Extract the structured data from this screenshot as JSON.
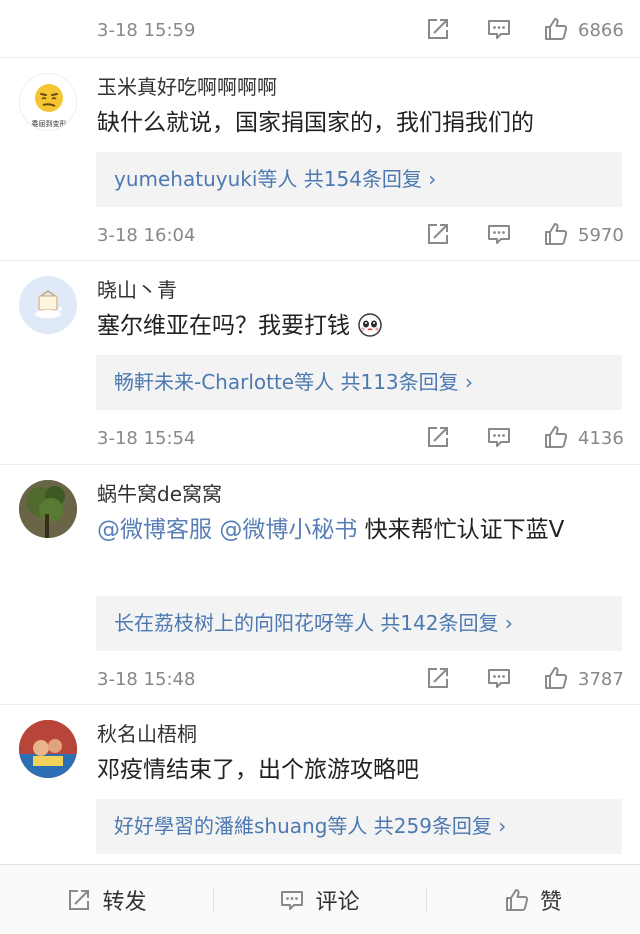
{
  "top_item": {
    "time": "3-18 15:59",
    "likes": "6866"
  },
  "comments": [
    {
      "username": "玉米真好吃啊啊啊啊",
      "avatar_caption": "委屈到变形",
      "content": "缺什么就说，国家捐国家的，我们捐我们的",
      "reply_summary": "yumehatuyuki等人 共154条回复",
      "time": "3-18 16:04",
      "likes": "5970"
    },
    {
      "username": "晓山丶青",
      "content": "塞尔维亚在吗？我要打钱",
      "reply_summary": "畅軒未来-Charlotte等人 共113条回复",
      "time": "3-18 15:54",
      "likes": "4136"
    },
    {
      "username": "蜗牛窝de窝窝",
      "content_mention_1": "@微博客服",
      "content_mention_2": "@微博小秘书",
      "content_rest": "快来帮忙认证下蓝V",
      "reply_summary": "长在荔枝树上的向阳花呀等人 共142条回复",
      "time": "3-18 15:48",
      "likes": "3787"
    },
    {
      "username": "秋名山梧桐",
      "content": "邓疫情结束了，出个旅游攻略吧",
      "reply_summary": "好好學習的潘維shuang等人 共259条回复"
    }
  ],
  "bottom_bar": {
    "repost_label": "转发",
    "comment_label": "评论",
    "like_label": "赞"
  },
  "reply_chevron": "›",
  "icons": [
    "share-icon",
    "comment-icon",
    "thumbs-up-icon",
    "emoji-icon"
  ],
  "colors": {
    "link": "#4d79b1",
    "muted": "#888888",
    "reply_bg": "#f3f3f3"
  }
}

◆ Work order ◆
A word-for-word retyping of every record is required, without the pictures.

◆ Result of the exercise ◆
Extract the structured data from this screenshot as JSON.
{
  "top_item": {
    "time": "3-18 15:59",
    "likes": "6866"
  },
  "comments": [
    {
      "username": "玉米真好吃啊啊啊啊",
      "avatar_caption": "委屈到变形",
      "content": "缺什么就说，国家捐国家的，我们捐我们的",
      "reply_summary": "yumehatuyuki等人 共154条回复",
      "time": "3-18 16:04",
      "likes": "5970"
    },
    {
      "username": "晓山丶青",
      "content": "塞尔维亚在吗？我要打钱",
      "reply_summary": "畅軒未来-Charlotte等人 共113条回复",
      "time": "3-18 15:54",
      "likes": "4136"
    },
    {
      "username": "蜗牛窝de窝窝",
      "content_mention_1": "@微博客服",
      "content_mention_2": "@微博小秘书",
      "content_rest": "快来帮忙认证下蓝V",
      "reply_summary": "长在荔枝树上的向阳花呀等人 共142条回复",
      "time": "3-18 15:48",
      "likes": "3787"
    },
    {
      "username": "秋名山梧桐",
      "content": "邓疫情结束了，出个旅游攻略吧",
      "reply_summary": "好好學習的潘維shuang等人 共259条回复"
    }
  ],
  "bottom_bar": {
    "repost_label": "转发",
    "comment_label": "评论",
    "like_label": "赞"
  },
  "reply_chevron": "›",
  "icons": [
    "share-icon",
    "comment-icon",
    "thumbs-up-icon",
    "emoji-icon"
  ],
  "colors": {
    "link": "#4d79b1",
    "muted": "#888888",
    "reply_bg": "#f3f3f3"
  }
}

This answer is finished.